Safeties have to be interchangeable in pretty much every system. A simple motion across the formation can force the SS/FS to rotate. And, in Chicago, the Bears play a lot of split-safety coverage. https://t.co/bX4ICNWs37
— Matt Bowen (@MattBowen41) March 14, 2019
- That’s some real praise for the coaching staff that’s coming from a real place:
“I just knew the coaching was awesome."
— Adam Hoge (@AdamHoge) March 14, 2019
- On the other side of the ball, this thread of video analysis from Olin Kreutz on new Bears running back Mike Davis has me intrigued about what the new guy can bring to the table:
What did the Bears see in Mike Davis ? Film says a guy who is willing and capable of doing a little of everything. Here he is on inside zone putting his foot in the ground and getting some tough yards . pic.twitter.com/Ex49jDmhvF
— Olin kreutz (@olin_kreutz) March 15, 2019
- If your team isn’t going to invest heavily in a featured back, then the only alternative is to have depth in a backfield with multi-faceted players. The Bears’ running backs room – as currently constructed – is layered with different pieces who can do different things. It will be up to Head Coach Matt Nagy, Offensive Coordinator Mark Helfrich, and Running Backs Coach Charles London to put the puzzle together.
- Speaking of the running back position, Cordarrelle Patterson weighed in on his time playing it in New England: “I’ll be honest, it wasn’t pretty. … It’s hard to be a running back in this league.”
- Good idea:
— Zack Pearson (@Zack_Pearson) March 14, 2019
- Be glad you’re not a defensive coordinator who has to game plan for situations when Tarik Cohen and Cordarrelle Patterson are on the field together:

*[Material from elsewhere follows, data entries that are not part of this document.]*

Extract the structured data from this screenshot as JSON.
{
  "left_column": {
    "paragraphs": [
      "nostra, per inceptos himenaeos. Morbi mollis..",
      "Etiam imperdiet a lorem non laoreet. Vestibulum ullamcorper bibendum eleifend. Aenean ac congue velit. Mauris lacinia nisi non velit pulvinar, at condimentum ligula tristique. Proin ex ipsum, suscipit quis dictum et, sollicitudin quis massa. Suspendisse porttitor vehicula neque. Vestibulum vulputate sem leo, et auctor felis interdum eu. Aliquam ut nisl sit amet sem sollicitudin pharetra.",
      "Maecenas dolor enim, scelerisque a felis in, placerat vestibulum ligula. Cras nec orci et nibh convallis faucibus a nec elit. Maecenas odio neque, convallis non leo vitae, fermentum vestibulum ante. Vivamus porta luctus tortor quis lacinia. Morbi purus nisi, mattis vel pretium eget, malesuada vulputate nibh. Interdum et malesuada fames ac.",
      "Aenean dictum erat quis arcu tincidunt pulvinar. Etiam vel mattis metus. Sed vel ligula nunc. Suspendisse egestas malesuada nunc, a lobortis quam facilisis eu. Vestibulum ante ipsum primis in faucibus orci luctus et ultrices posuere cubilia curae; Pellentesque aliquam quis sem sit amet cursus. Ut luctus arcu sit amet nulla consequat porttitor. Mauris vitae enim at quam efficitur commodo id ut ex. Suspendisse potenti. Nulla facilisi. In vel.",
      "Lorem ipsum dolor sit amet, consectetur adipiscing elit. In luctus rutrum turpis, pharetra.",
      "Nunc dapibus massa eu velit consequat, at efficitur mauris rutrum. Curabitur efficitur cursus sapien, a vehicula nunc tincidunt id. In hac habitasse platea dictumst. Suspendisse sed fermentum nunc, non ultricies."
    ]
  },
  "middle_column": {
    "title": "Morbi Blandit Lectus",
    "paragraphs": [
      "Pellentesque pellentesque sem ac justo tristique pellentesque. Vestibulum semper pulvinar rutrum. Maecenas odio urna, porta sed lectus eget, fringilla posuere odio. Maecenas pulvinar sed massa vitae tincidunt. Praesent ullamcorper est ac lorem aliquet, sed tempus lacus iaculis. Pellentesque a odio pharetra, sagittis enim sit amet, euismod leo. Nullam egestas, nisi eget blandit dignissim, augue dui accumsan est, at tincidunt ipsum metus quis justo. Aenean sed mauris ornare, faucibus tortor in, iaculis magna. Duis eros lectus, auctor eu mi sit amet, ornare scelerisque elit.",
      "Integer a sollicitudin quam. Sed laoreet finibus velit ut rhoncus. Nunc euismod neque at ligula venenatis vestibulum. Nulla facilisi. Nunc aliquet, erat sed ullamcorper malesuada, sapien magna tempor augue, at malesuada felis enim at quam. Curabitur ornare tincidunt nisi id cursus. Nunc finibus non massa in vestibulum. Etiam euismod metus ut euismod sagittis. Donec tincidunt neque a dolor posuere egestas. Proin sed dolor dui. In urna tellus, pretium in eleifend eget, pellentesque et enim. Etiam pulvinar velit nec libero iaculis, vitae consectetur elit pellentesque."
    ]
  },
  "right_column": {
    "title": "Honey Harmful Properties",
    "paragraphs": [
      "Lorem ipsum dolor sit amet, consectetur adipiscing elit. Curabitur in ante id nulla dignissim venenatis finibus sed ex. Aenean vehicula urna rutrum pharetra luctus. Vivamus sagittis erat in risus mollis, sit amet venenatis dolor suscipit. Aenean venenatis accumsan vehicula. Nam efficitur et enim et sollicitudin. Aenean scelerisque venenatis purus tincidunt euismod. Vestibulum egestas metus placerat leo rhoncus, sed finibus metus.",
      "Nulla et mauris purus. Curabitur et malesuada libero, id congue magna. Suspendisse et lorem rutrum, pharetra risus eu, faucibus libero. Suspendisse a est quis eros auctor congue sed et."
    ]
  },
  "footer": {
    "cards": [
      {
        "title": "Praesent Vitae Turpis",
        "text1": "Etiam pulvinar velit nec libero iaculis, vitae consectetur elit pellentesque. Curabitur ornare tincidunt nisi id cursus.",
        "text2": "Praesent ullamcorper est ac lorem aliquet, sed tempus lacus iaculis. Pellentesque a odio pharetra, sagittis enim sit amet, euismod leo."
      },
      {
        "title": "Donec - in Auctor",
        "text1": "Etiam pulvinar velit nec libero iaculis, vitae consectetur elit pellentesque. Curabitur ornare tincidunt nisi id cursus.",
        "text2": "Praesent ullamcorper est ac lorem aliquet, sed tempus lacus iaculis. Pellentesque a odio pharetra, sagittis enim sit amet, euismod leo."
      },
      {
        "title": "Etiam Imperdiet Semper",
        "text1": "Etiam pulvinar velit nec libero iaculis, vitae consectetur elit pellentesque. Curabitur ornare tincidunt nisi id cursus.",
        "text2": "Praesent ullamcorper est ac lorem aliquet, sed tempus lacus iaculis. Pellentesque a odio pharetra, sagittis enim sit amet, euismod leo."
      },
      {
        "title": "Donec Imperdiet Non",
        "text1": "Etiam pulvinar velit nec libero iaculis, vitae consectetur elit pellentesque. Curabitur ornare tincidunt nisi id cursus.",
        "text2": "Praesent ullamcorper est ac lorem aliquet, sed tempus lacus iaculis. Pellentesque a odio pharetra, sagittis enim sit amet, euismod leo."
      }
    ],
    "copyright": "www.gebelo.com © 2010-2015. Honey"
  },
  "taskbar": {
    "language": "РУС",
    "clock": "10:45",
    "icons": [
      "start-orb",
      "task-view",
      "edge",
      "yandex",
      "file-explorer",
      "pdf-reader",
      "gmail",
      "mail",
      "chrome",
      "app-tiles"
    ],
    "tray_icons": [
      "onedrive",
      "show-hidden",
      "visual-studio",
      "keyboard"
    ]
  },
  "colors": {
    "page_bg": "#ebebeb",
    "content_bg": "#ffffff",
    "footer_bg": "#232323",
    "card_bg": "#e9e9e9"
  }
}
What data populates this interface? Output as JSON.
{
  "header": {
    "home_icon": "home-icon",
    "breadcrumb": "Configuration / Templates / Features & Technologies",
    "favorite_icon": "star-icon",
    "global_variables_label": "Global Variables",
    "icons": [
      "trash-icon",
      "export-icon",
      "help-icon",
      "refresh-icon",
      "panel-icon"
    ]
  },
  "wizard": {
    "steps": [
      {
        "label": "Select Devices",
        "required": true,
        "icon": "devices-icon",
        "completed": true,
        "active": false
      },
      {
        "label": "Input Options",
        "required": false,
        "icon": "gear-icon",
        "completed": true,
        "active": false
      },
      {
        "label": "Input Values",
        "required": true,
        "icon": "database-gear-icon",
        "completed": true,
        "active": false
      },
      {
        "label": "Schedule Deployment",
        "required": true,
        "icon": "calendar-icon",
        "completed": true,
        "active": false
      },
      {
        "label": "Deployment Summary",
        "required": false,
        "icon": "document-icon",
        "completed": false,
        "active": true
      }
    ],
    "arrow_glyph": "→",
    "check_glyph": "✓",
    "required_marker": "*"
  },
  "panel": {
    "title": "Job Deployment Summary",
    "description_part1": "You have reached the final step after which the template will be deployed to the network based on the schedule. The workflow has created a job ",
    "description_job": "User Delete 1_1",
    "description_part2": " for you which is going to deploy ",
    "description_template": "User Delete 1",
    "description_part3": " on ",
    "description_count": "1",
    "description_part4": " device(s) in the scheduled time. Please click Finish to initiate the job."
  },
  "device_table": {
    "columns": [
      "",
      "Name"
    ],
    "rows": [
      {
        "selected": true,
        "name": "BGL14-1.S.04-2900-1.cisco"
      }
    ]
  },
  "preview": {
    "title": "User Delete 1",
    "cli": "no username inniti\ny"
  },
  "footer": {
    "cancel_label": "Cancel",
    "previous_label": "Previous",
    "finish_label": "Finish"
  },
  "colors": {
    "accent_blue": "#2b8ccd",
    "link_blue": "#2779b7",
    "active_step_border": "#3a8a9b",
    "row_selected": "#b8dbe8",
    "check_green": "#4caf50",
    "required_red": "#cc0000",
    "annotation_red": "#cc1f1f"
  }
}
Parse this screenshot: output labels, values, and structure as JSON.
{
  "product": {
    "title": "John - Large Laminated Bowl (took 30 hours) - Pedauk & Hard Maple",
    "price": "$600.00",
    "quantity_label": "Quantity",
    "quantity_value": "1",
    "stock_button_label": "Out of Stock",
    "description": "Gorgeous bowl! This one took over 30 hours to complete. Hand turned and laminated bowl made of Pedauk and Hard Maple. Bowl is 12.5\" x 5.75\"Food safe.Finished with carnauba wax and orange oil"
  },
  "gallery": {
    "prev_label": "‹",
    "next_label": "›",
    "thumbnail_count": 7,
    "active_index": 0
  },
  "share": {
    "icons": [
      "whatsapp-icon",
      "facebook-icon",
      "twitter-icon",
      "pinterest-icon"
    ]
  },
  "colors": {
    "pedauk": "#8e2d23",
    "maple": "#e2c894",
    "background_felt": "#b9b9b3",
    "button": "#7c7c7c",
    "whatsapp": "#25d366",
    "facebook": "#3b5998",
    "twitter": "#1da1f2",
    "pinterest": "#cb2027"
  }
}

Bears RB Tarik Cohen led the league's running backs by averaging 2.37 yards per route run in 2018 pic.twitter.com/VOY6aB6g4g
— Pro Football Focus (@PFF) March 15, 2019